↓
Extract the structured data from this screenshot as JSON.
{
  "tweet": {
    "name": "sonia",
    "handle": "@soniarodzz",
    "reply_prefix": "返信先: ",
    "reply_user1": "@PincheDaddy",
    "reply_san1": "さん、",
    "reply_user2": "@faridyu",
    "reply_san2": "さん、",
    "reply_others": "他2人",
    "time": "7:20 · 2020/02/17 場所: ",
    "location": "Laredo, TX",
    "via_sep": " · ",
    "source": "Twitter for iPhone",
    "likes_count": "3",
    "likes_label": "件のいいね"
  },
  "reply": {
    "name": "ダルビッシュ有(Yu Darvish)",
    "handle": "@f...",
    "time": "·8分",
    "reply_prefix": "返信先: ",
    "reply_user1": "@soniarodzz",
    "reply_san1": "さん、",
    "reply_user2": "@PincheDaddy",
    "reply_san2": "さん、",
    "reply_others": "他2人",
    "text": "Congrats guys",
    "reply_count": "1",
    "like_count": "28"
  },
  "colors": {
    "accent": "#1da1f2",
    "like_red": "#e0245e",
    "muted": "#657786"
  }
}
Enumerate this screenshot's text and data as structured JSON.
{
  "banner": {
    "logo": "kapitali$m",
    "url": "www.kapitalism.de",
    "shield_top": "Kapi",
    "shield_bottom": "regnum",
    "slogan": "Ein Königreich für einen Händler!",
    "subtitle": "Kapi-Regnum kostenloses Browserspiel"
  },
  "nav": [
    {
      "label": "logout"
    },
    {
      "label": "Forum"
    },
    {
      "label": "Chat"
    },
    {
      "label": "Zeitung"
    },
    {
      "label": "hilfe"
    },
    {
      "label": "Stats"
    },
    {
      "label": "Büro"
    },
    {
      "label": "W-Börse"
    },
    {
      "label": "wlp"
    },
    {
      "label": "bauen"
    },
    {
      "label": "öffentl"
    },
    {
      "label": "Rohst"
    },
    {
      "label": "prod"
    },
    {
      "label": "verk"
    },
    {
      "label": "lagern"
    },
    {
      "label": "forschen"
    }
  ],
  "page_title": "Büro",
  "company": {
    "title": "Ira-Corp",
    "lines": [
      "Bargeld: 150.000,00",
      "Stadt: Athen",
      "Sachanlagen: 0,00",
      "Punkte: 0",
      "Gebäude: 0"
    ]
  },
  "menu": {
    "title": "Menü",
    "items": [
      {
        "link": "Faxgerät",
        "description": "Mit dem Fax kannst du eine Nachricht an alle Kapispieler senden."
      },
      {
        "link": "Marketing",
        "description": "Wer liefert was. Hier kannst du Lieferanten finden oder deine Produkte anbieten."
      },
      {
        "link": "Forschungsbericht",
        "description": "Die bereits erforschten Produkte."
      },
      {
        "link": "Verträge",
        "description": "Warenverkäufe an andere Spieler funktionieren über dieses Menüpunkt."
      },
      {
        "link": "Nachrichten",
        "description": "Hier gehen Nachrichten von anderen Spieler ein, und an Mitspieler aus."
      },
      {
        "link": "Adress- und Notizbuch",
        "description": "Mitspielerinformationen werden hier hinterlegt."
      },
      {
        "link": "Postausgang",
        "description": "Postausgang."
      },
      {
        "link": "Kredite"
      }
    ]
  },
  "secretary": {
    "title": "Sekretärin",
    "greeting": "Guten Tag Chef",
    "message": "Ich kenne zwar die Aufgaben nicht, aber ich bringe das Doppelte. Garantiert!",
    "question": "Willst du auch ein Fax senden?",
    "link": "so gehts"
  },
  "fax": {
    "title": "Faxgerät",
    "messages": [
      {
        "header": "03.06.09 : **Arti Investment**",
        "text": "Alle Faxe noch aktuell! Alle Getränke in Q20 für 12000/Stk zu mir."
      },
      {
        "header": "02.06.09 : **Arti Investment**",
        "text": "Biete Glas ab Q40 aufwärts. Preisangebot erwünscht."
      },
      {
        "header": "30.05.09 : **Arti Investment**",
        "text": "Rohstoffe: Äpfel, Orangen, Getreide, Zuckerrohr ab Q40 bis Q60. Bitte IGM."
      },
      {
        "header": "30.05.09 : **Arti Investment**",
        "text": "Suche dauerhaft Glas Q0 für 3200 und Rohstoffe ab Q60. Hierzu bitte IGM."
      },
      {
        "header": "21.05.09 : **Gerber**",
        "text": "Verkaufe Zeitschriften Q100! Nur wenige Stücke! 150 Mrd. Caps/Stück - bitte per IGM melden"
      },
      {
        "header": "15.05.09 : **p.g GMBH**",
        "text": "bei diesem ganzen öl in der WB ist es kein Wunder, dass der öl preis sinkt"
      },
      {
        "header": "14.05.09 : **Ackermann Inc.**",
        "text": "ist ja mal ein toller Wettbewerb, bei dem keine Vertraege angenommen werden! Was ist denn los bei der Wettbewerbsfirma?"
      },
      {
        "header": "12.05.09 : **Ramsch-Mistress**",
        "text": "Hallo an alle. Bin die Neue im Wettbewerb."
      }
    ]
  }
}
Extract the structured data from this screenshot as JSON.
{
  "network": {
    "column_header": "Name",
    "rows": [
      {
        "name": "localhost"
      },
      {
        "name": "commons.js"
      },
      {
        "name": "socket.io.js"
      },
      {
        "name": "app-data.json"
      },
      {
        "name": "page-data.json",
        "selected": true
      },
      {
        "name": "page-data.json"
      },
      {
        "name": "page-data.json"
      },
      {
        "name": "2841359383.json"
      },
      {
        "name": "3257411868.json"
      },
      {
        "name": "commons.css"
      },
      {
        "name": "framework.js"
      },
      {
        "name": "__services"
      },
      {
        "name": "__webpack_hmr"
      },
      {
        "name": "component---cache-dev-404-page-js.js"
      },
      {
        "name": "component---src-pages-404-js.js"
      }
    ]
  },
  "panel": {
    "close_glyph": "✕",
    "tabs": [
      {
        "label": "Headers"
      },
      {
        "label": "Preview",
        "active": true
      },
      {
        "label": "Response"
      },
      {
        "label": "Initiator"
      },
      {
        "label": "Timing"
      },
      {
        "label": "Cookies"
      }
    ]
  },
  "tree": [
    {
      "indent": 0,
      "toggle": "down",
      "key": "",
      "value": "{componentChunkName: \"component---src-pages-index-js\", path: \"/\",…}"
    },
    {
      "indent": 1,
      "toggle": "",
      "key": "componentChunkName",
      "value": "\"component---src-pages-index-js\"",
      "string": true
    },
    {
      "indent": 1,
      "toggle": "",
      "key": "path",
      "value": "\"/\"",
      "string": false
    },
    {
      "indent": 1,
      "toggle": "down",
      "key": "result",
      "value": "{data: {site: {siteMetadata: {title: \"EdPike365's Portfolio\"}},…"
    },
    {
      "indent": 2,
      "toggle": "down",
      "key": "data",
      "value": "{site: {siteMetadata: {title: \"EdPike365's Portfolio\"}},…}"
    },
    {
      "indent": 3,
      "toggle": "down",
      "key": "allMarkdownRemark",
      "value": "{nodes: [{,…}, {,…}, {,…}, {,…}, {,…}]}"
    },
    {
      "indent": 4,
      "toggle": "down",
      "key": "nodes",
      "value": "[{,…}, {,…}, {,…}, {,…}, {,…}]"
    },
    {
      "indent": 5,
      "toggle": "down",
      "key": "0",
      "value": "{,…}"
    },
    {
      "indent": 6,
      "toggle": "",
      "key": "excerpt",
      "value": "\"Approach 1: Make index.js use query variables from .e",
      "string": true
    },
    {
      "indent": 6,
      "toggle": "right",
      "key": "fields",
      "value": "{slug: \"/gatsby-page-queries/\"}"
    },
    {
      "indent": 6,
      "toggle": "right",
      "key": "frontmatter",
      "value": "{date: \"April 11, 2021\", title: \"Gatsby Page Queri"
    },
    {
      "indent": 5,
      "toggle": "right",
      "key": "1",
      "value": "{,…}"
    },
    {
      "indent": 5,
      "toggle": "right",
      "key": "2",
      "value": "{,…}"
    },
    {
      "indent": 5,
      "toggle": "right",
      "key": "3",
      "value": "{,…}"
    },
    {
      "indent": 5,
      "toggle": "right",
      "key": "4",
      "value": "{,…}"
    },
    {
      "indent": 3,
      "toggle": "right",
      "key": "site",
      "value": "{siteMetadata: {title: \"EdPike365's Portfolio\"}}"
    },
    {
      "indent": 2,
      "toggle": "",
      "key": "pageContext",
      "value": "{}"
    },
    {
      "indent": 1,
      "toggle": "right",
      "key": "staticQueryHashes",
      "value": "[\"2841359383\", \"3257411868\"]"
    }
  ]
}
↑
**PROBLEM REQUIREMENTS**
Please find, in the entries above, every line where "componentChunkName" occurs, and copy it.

**EXERCISE RESPONSE**
      "value": "{componentChunkName: \"component---src-pages-index-js\", path: \"/\",…}"
      "key": "componentChunkName",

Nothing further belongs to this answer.